On not having any downtime, as told to SPIN in 1993 (via The Guardian and Rock’s Backpages):
“Reading is something I’ve really missed, not being able to enter people’s worlds. But I never seem to have time for it: I’m either too tired or I’ve been drinking. Last night I don’t know where I ended up! I remember walking through a hotel reception and it was daylight. I was still drinking at six o’clock in the morning and I thought, I wouldn’t be doing this if I was at home.” He sounds exasperated. “I started out in the Cure reflecting things that I thought were important, and it’s reached a point where it takes over and becomes the thing that is important. I’d like to take a lot of time off – maybe all through next year – and do things as a person rather than a singer or someone in the Cure. But I suppose it was always at the back of my mind that people would forget who we were. There’s always people around sowing seeds of doubt. ‘If you go away for too long, you can’t really come back.’ I’m confident enough now to know what’s rubbish. I think if we took a two-year break, it wouldn’t matter at all as long as what we did next was good.”
On whether he ever wanted to be a “pop star,” as told to Word (via CraigJParker.blogspot.com):
No! I just wanted to not regret anything. That was my driving force. It sounds really old-fashioned and naive, but integrity was paramount.
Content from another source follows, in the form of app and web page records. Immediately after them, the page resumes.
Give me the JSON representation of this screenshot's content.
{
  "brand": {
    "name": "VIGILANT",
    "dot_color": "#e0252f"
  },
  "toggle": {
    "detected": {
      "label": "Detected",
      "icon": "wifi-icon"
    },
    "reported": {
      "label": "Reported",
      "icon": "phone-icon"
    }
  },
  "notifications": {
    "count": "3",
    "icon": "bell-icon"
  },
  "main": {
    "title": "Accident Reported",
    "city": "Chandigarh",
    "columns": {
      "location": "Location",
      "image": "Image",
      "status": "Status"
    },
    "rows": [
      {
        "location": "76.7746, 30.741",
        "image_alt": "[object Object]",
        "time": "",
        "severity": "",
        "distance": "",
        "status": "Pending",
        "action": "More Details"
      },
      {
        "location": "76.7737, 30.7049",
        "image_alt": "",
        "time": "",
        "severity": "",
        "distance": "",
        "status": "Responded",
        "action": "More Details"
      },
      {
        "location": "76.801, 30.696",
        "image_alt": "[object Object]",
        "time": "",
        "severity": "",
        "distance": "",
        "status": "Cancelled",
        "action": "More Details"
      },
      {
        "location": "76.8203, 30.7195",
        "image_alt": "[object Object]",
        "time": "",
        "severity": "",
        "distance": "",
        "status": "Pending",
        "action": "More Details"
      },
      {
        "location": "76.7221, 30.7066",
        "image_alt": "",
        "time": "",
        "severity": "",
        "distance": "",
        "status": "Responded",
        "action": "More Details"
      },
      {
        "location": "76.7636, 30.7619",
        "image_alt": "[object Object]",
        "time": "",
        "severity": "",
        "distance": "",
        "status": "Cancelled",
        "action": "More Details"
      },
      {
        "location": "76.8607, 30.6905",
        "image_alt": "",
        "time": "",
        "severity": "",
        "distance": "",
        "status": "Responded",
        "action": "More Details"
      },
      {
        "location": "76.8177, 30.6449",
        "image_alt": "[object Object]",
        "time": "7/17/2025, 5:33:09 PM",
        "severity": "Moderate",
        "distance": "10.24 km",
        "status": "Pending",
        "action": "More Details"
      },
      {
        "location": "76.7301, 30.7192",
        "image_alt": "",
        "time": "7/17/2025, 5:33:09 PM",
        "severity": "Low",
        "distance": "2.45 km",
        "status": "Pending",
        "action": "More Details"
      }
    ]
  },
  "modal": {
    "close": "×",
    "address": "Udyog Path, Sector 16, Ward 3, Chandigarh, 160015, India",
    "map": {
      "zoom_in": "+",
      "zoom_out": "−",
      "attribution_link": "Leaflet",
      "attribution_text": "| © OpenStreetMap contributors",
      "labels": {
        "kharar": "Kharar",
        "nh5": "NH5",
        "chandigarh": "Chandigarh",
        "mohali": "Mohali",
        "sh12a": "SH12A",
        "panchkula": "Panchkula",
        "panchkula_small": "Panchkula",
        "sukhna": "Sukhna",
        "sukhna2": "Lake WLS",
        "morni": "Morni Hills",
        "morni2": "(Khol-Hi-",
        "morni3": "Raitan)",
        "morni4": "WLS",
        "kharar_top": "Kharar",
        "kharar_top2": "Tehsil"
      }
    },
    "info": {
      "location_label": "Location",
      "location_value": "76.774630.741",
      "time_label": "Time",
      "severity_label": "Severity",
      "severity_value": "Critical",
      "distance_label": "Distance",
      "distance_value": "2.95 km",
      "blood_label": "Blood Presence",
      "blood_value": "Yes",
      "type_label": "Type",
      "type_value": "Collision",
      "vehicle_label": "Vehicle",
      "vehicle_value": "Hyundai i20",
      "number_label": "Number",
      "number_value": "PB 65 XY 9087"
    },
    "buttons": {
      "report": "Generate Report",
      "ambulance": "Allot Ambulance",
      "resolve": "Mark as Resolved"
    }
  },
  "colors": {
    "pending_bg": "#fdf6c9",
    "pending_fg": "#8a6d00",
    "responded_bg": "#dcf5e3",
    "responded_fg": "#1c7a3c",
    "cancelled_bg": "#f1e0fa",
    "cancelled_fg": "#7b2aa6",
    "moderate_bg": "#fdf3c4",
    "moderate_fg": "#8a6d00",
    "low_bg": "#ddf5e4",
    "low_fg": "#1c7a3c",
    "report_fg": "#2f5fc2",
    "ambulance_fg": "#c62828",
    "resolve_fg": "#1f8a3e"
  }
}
That’s why I liked Alex Harvey and Nick Drake and Jimi Hendrix, because they had integrity.
On living the anti-rock star lifestyle, as told to The Quietus in 1989:
“I never think of myself as a rock star. I never even think I’m in a group unless I’m doing an interview. I still shop at the same cake shop. I live in the same basement fiat in Maida Vale. Drive the same old jeep. I spend a lot of time doing pointless things like, um…keeping all our artwork going but I never even pick a guitar up nowadays because…. I dunno…. I never get any better. I would prefer to read than play the guitar. And I’ll read anything because I’m … cursed. I have to finish a book once I’ve started it, um….which means that I read a lot of dross.”
On wearing makeup, as told to Ear Candy in 2004 (via Blog.SeattlePi.com):
“I wore makeup when I was at school and I wore makeup when glam started. I started wearing it again when punk started. I’ve always been drawn to wearing it. It’s partly ritualistic, partly theatrical and partly just because I think I look better with it on.”
On social media, as told to The Guardian in 2011:
“I’ve got a Facebook page, but I’ve never put anything on it. I’ve got a presence on all the social networks, in fact, but I’ve never once sent a message. I’m there because otherwise, someone’s going to pretend to be me. The idea of doing an interview nowadays … I have no interest or desire in having a conversation with anyone other than the people that I know. I’m in the strange position of the world drifting away from me, but you know what? I’m actually quite content with that. It doesn’t bother me in the slightest. I don’t feel like, ‘Oh God, I’m being left behind.’”